What is being asked:
Copy out each line of the entries below in which the string "zoom" appears.

Records for processing:
________
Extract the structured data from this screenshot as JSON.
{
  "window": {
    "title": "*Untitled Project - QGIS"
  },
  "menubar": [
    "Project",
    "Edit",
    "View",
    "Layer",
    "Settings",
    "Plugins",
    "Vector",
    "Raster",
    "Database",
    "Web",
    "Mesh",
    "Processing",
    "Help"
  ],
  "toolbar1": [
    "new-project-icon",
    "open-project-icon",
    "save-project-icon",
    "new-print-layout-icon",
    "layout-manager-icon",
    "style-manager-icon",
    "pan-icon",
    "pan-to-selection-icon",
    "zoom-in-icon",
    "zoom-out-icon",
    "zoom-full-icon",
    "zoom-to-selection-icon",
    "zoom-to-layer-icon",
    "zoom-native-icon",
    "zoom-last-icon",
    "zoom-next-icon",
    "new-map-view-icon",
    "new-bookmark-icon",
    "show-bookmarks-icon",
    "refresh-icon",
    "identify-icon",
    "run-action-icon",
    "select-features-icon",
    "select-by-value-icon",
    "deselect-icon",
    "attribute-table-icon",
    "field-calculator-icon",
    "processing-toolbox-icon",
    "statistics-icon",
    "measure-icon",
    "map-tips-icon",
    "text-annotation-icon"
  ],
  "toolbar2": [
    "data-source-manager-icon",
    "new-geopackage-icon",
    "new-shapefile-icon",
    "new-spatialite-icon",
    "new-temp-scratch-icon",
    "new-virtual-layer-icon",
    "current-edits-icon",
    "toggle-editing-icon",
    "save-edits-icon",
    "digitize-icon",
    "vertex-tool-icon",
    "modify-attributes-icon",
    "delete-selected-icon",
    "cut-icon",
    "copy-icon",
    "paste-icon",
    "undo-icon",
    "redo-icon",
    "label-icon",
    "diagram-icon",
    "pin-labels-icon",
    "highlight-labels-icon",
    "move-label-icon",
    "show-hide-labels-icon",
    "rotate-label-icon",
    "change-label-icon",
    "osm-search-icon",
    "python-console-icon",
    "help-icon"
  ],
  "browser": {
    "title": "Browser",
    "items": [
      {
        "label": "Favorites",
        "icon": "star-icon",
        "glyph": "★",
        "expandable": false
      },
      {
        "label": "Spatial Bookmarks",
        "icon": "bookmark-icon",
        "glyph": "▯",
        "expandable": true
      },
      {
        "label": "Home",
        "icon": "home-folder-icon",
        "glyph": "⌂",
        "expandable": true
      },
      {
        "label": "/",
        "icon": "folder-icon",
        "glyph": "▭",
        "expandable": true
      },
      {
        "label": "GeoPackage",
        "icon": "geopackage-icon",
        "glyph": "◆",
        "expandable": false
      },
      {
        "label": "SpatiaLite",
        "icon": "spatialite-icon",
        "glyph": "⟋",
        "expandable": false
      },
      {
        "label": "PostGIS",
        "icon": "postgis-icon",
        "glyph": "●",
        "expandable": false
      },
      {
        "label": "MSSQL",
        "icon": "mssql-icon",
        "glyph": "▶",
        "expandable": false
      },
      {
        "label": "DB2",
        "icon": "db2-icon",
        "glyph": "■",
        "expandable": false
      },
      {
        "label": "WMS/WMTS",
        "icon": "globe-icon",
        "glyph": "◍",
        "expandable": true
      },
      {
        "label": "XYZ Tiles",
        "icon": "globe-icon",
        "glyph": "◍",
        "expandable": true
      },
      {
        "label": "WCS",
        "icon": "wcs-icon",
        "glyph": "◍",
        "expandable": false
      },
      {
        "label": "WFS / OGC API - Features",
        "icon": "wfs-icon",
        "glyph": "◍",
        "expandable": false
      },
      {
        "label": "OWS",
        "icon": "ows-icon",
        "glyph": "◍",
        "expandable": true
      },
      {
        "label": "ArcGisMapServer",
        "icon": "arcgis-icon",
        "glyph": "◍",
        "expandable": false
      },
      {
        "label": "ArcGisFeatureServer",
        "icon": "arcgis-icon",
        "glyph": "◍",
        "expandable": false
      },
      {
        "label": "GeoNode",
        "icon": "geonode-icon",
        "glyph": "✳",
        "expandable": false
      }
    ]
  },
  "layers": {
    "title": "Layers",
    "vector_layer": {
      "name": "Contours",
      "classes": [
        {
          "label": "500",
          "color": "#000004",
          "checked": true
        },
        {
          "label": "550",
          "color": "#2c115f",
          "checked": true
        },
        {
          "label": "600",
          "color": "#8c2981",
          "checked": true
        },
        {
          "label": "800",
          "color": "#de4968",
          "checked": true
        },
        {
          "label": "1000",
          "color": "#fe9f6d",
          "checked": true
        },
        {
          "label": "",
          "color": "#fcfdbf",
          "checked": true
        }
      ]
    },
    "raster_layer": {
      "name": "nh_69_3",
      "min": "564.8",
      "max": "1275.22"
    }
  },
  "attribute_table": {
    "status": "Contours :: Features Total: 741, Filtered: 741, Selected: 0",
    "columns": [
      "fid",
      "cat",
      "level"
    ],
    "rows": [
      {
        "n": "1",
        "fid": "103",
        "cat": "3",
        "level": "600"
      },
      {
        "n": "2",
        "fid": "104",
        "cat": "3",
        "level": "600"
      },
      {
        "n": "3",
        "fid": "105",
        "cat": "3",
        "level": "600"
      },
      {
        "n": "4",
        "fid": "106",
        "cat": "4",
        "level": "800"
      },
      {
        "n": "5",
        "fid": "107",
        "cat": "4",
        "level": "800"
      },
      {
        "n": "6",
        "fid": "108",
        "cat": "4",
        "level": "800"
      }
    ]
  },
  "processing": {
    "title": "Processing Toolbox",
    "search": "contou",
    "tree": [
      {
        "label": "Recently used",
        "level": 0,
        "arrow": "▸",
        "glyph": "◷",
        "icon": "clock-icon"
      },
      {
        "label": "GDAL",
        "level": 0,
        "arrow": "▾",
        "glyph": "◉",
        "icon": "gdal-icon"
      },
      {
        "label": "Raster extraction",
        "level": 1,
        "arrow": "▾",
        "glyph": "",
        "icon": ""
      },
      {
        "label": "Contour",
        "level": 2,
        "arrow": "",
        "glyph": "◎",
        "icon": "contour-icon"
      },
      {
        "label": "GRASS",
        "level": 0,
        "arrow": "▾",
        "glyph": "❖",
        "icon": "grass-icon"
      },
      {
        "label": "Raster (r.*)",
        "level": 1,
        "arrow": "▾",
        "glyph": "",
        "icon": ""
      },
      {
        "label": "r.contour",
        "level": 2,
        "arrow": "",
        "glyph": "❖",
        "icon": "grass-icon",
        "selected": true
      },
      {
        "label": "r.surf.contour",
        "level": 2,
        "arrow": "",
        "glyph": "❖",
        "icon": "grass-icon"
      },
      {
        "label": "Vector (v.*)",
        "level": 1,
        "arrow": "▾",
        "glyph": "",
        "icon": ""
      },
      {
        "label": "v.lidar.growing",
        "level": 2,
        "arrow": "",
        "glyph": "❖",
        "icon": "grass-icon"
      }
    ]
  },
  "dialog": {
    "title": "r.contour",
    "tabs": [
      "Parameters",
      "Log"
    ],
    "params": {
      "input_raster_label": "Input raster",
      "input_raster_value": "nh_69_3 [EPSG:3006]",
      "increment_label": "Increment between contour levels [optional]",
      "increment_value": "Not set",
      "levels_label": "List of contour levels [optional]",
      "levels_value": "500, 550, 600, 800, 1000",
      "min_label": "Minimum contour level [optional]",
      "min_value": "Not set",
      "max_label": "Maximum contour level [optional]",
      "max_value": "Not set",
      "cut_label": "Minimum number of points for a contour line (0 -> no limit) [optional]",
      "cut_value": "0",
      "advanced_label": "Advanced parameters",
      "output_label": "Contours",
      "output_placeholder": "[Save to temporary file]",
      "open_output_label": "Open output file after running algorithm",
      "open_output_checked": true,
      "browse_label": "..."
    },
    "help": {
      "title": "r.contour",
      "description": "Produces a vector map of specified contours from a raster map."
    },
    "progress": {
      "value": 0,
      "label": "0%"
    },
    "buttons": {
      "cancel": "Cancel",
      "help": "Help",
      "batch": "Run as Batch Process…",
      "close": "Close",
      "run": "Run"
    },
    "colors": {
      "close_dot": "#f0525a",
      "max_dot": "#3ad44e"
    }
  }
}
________
Reply:
    "zoom-in-icon",
    "zoom-out-icon",
    "zoom-full-icon",
    "zoom-to-selection-icon",
    "zoom-to-layer-icon",
    "zoom-native-icon",
    "zoom-last-icon",
    "zoom-next-icon",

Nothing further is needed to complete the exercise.